## [Your goal]
Please return the full listing. Every line must match exactly.

## [Records provided]
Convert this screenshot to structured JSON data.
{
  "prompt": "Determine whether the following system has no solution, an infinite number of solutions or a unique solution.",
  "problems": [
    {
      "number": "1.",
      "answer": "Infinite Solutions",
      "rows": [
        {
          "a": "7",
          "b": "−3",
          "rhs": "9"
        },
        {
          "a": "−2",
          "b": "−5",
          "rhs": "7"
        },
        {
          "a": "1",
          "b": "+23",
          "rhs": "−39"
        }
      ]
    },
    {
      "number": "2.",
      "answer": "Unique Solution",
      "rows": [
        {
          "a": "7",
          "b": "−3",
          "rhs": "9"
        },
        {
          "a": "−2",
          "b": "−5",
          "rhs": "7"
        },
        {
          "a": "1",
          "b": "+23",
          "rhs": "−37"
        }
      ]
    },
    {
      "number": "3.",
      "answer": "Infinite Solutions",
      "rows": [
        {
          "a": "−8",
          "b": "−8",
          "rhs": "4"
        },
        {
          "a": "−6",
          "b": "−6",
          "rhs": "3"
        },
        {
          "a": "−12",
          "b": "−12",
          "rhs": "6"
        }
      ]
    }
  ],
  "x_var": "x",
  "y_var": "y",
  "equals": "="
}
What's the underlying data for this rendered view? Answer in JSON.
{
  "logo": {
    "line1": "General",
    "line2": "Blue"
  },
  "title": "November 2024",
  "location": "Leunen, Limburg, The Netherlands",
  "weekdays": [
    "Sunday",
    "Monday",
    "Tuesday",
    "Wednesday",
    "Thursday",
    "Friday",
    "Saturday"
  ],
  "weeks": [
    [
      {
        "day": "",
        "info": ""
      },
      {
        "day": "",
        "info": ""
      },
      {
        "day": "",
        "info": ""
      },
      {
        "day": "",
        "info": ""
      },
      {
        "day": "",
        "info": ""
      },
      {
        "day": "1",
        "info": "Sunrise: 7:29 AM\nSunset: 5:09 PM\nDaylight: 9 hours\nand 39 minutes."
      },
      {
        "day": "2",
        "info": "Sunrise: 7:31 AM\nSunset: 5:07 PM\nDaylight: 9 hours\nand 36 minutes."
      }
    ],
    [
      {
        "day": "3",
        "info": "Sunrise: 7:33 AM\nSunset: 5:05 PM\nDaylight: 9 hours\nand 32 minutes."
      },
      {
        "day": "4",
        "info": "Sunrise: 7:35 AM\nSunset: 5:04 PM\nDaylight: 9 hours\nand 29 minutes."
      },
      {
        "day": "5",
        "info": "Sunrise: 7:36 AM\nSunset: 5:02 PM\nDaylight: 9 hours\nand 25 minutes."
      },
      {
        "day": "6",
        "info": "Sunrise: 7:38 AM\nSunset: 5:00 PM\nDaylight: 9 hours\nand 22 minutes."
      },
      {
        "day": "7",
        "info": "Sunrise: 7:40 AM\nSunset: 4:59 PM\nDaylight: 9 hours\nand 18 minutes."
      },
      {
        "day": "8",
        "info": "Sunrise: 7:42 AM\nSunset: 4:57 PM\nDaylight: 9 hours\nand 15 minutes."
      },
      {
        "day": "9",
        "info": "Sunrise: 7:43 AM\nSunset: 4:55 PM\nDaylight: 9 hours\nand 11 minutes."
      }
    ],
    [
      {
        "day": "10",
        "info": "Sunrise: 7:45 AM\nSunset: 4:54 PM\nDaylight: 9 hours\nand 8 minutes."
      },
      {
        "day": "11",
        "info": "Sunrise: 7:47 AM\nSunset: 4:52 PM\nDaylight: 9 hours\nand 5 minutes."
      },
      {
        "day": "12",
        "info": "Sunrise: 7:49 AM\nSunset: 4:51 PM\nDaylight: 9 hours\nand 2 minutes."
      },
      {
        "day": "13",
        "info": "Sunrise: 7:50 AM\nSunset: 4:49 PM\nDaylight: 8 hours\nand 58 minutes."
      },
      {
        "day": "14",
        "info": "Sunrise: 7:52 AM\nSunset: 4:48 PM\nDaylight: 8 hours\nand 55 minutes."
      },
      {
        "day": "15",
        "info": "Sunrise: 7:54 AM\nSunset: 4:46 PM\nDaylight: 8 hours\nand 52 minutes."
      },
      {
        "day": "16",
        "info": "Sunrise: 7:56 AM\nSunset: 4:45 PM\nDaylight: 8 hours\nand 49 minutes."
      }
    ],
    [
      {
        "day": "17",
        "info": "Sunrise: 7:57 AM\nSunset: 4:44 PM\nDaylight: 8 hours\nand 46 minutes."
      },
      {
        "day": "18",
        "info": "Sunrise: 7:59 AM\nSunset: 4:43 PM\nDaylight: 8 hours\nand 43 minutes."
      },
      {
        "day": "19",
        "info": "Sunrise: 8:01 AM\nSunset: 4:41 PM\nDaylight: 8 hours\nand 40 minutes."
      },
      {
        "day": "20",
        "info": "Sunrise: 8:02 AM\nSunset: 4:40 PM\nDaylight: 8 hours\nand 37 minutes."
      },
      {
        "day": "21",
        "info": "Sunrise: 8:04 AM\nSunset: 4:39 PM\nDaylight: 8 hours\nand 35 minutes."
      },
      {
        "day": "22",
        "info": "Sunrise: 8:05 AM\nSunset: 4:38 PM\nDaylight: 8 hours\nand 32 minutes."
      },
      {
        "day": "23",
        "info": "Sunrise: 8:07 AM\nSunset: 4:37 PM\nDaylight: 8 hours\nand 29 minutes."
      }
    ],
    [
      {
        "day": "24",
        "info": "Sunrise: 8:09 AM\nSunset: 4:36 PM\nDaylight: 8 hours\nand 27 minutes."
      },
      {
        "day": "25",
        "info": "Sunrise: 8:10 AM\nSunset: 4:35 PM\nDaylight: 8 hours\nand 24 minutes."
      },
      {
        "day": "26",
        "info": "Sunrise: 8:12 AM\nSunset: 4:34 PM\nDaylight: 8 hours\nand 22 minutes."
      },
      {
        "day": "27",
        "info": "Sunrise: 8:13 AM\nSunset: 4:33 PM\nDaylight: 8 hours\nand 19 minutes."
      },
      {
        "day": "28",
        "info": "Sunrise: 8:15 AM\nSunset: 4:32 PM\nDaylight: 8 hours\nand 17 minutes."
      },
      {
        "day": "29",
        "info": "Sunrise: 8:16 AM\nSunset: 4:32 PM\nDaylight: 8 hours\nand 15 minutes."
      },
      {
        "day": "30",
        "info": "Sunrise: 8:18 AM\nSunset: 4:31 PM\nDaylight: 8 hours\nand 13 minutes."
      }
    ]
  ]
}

## [Task solution]
Convert this screenshot to structured JSON data.
{
  "prompt": "Determine whether the following system has no solution, an infinite number of solutions or a unique solution.",
  "problems": [
    {
      "number": "1.",
      "answer": "Infinite Solutions",
      "rows": [
        {
          "a": "7",
          "b": "−3",
          "rhs": "9"
        },
        {
          "a": "−2",
          "b": "−5",
          "rhs": "7"
        },
        {
          "a": "1",
          "b": "+23",
          "rhs": "−39"
        }
      ]
    },
    {
      "number": "2.",
      "answer": "Unique Solution",
      "rows": [
        {
          "a": "7",
          "b": "−3",
          "rhs": "9"
        },
        {
          "a": "−2",
          "b": "−5",
          "rhs": "7"
        },
        {
          "a": "1",
          "b": "+23",
          "rhs": "−37"
        }
      ]
    },
    {
      "number": "3.",
      "answer": "Infinite Solutions",
      "rows": [
        {
          "a": "−8",
          "b": "−8",
          "rhs": "4"
        },
        {
          "a": "−6",
          "b": "−6",
          "rhs": "3"
        },
        {
          "a": "−12",
          "b": "−12",
          "rhs": "6"
        }
      ]
    }
  ],
  "x_var": "x",
  "y_var": "y",
  "equals": "="
}
What's the underlying data for this rendered view? Answer in JSON.
{
  "logo": {
    "line1": "General",
    "line2": "Blue"
  },
  "title": "November 2024",
  "location": "Leunen, Limburg, The Netherlands",
  "weekdays": [
    "Sunday",
    "Monday",
    "Tuesday",
    "Wednesday",
    "Thursday",
    "Friday",
    "Saturday"
  ],
  "weeks": [
    [
      {
        "day": "",
        "info": ""
      },
      {
        "day": "",
        "info": ""
      },
      {
        "day": "",
        "info": ""
      },
      {
        "day": "",
        "info": ""
      },
      {
        "day": "",
        "info": ""
      },
      {
        "day": "1",
        "info": "Sunrise: 7:29 AM\nSunset: 5:09 PM\nDaylight: 9 hours\nand 39 minutes."
      },
      {
        "day": "2",
        "info": "Sunrise: 7:31 AM\nSunset: 5:07 PM\nDaylight: 9 hours\nand 36 minutes."
      }
    ],
    [
      {
        "day": "3",
        "info": "Sunrise: 7:33 AM\nSunset: 5:05 PM\nDaylight: 9 hours\nand 32 minutes."
      },
      {
        "day": "4",
        "info": "Sunrise: 7:35 AM\nSunset: 5:04 PM\nDaylight: 9 hours\nand 29 minutes."
      },
      {
        "day": "5",
        "info": "Sunrise: 7:36 AM\nSunset: 5:02 PM\nDaylight: 9 hours\nand 25 minutes."
      },
      {
        "day": "6",
        "info": "Sunrise: 7:38 AM\nSunset: 5:00 PM\nDaylight: 9 hours\nand 22 minutes."
      },
      {
        "day": "7",
        "info": "Sunrise: 7:40 AM\nSunset: 4:59 PM\nDaylight: 9 hours\nand 18 minutes."
      },
      {
        "day": "8",
        "info": "Sunrise: 7:42 AM\nSunset: 4:57 PM\nDaylight: 9 hours\nand 15 minutes."
      },
      {
        "day": "9",
        "info": "Sunrise: 7:43 AM\nSunset: 4:55 PM\nDaylight: 9 hours\nand 11 minutes."
      }
    ],
    [
      {
        "day": "10",
        "info": "Sunrise: 7:45 AM\nSunset: 4:54 PM\nDaylight: 9 hours\nand 8 minutes."
      },
      {
        "day": "11",
        "info": "Sunrise: 7:47 AM\nSunset: 4:52 PM\nDaylight: 9 hours\nand 5 minutes."
      },
      {
        "day": "12",
        "info": "Sunrise: 7:49 AM\nSunset: 4:51 PM\nDaylight: 9 hours\nand 2 minutes."
      },
      {
        "day": "13",
        "info": "Sunrise: 7:50 AM\nSunset: 4:49 PM\nDaylight: 8 hours\nand 58 minutes."
      },
      {
        "day": "14",
        "info": "Sunrise: 7:52 AM\nSunset: 4:48 PM\nDaylight: 8 hours\nand 55 minutes."
      },
      {
        "day": "15",
        "info": "Sunrise: 7:54 AM\nSunset: 4:46 PM\nDaylight: 8 hours\nand 52 minutes."
      },
      {
        "day": "16",
        "info": "Sunrise: 7:56 AM\nSunset: 4:45 PM\nDaylight: 8 hours\nand 49 minutes."
      }
    ],
    [
      {
        "day": "17",
        "info": "Sunrise: 7:57 AM\nSunset: 4:44 PM\nDaylight: 8 hours\nand 46 minutes."
      },
      {
        "day": "18",
        "info": "Sunrise: 7:59 AM\nSunset: 4:43 PM\nDaylight: 8 hours\nand 43 minutes."
      },
      {
        "day": "19",
        "info": "Sunrise: 8:01 AM\nSunset: 4:41 PM\nDaylight: 8 hours\nand 40 minutes."
      },
      {
        "day": "20",
        "info": "Sunrise: 8:02 AM\nSunset: 4:40 PM\nDaylight: 8 hours\nand 37 minutes."
      },
      {
        "day": "21",
        "info": "Sunrise: 8:04 AM\nSunset: 4:39 PM\nDaylight: 8 hours\nand 35 minutes."
      },
      {
        "day": "22",
        "info": "Sunrise: 8:05 AM\nSunset: 4:38 PM\nDaylight: 8 hours\nand 32 minutes."
      },
      {
        "day": "23",
        "info": "Sunrise: 8:07 AM\nSunset: 4:37 PM\nDaylight: 8 hours\nand 29 minutes."
      }
    ],
    [
      {
        "day": "24",
        "info": "Sunrise: 8:09 AM\nSunset: 4:36 PM\nDaylight: 8 hours\nand 27 minutes."
      },
      {
        "day": "25",
        "info": "Sunrise: 8:10 AM\nSunset: 4:35 PM\nDaylight: 8 hours\nand 24 minutes."
      },
      {
        "day": "26",
        "info": "Sunrise: 8:12 AM\nSunset: 4:34 PM\nDaylight: 8 hours\nand 22 minutes."
      },
      {
        "day": "27",
        "info": "Sunrise: 8:13 AM\nSunset: 4:33 PM\nDaylight: 8 hours\nand 19 minutes."
      },
      {
        "day": "28",
        "info": "Sunrise: 8:15 AM\nSunset: 4:32 PM\nDaylight: 8 hours\nand 17 minutes."
      },
      {
        "day": "29",
        "info": "Sunrise: 8:16 AM\nSunset: 4:32 PM\nDaylight: 8 hours\nand 15 minutes."
      },
      {
        "day": "30",
        "info": "Sunrise: 8:18 AM\nSunset: 4:31 PM\nDaylight: 8 hours\nand 13 minutes."
      }
    ]
  ]
}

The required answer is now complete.